Can you tell us what current you are passing through your shunt resistor?

The Uno has a 10 bit A/D so each bit is 5V/1024 =~ 5 mv.

With a 75mv/50 amp shunt, 5mv is approx 3.5 Amps.

You can lower the range of the A/D by specifying the internal ref ~ 1.1 volts
this will make each step of the A/D ~ 1mv so you will not be able to detect < 0.7Amps

When I have to troubleshoot an issue like this, I output the RAW A/D converter value.

Current on BTS (base transceiver station).

I tried to check the analog pin readings
why is the result always 0?

Is the result of analogRead(A3) always zero, or is the outcome of your calculation in post #1 already zero regardless of the reading of A3? It's not clear from your post.

Did you in fact look at this?
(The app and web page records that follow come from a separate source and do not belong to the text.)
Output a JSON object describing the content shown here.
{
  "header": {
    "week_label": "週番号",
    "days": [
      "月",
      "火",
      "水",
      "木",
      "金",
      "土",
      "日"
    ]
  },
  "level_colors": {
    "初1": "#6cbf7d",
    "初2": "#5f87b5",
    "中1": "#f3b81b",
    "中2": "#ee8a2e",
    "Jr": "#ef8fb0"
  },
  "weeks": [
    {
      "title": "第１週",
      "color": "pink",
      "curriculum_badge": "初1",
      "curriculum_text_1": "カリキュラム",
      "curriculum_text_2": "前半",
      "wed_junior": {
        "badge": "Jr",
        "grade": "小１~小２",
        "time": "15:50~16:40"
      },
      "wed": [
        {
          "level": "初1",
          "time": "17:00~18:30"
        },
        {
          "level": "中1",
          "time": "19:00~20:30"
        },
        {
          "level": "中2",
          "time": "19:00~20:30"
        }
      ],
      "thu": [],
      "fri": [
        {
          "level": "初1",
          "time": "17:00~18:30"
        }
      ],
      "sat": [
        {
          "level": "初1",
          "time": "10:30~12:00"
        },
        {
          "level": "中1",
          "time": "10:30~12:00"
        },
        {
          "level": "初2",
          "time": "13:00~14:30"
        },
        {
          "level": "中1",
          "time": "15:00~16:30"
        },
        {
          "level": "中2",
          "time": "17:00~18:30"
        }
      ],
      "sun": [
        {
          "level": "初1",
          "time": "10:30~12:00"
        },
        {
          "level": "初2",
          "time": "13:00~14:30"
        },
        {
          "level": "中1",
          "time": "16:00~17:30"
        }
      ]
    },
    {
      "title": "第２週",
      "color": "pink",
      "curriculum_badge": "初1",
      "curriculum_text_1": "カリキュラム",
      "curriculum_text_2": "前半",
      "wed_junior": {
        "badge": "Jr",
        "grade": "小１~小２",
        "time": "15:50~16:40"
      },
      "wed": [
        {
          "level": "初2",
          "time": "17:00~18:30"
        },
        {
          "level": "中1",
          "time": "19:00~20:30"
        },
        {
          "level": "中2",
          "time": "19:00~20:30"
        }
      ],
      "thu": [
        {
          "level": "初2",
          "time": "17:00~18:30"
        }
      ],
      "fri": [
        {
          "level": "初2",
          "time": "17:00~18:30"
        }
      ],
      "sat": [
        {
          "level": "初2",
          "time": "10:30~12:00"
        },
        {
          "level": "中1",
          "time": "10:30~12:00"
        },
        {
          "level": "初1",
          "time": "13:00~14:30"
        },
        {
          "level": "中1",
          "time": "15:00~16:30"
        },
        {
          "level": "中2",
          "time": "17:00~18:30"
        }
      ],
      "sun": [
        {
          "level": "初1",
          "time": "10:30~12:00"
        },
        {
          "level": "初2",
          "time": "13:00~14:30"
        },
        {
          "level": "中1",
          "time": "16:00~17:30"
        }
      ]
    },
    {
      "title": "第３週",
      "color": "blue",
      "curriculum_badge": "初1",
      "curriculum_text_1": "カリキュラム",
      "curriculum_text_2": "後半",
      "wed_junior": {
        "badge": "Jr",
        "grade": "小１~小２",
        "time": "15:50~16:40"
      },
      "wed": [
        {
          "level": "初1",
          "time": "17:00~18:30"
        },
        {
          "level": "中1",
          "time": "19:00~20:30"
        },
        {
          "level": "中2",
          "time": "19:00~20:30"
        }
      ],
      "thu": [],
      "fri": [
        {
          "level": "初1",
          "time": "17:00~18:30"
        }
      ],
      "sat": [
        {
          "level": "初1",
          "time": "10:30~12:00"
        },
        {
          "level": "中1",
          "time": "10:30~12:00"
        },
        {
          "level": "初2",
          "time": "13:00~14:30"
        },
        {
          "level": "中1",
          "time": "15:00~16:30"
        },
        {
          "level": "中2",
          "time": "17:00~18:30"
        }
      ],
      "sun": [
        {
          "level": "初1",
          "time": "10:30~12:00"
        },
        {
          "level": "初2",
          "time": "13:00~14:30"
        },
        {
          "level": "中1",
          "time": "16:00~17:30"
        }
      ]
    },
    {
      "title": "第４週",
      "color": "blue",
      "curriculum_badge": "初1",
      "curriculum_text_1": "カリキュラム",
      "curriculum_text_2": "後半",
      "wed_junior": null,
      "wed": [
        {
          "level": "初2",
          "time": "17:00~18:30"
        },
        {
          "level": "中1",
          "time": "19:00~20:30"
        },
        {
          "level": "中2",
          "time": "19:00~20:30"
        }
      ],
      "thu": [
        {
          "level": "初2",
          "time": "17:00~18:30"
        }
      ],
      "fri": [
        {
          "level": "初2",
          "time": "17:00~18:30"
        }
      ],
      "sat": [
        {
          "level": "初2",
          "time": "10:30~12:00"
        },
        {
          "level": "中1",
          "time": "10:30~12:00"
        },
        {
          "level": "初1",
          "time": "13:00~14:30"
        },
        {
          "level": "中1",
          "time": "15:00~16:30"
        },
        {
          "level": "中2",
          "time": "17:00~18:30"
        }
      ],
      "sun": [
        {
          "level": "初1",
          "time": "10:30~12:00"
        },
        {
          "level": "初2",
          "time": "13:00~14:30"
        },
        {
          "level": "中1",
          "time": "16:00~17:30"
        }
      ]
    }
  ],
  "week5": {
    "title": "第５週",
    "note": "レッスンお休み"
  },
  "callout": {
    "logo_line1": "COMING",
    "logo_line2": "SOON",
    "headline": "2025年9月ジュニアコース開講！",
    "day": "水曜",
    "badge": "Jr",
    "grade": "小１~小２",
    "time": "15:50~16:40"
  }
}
You didn't respond, but it's a relevant remark.

This is not a schematic of your setup. I know this because (1) you state above you use A3, and (2) there's no Arduino in the picture and no power supply for it; long story short: a COMPLETE schematic, please.

One more thing: in theory there's nothing wrong with having an Arduino directly measure the voltage over a shunt resistor. But personally I think it's kind of tricky to directly connect an Arduino to what is apparently a piece of high-power electronics without any apparent interfacing or protection.

Alright, actually one more thing still: you mention a "resolution" (wrong term!) of 75mV for 50A. But what is the actual range that you need to measure, and at what resolution? I.e. the 4.88mV step size of the Arduino, corresponding to a 3.3A step size as @chrisknightley pointed out, is that sufficient? It's a very low resolution measurement you're performing.

Frankly, this all sounds very haphazard to me. Hence the emphasis on providing a good and complete schematic so that the people here can give you some advice on how to go about this effectively and safely.

3 Likes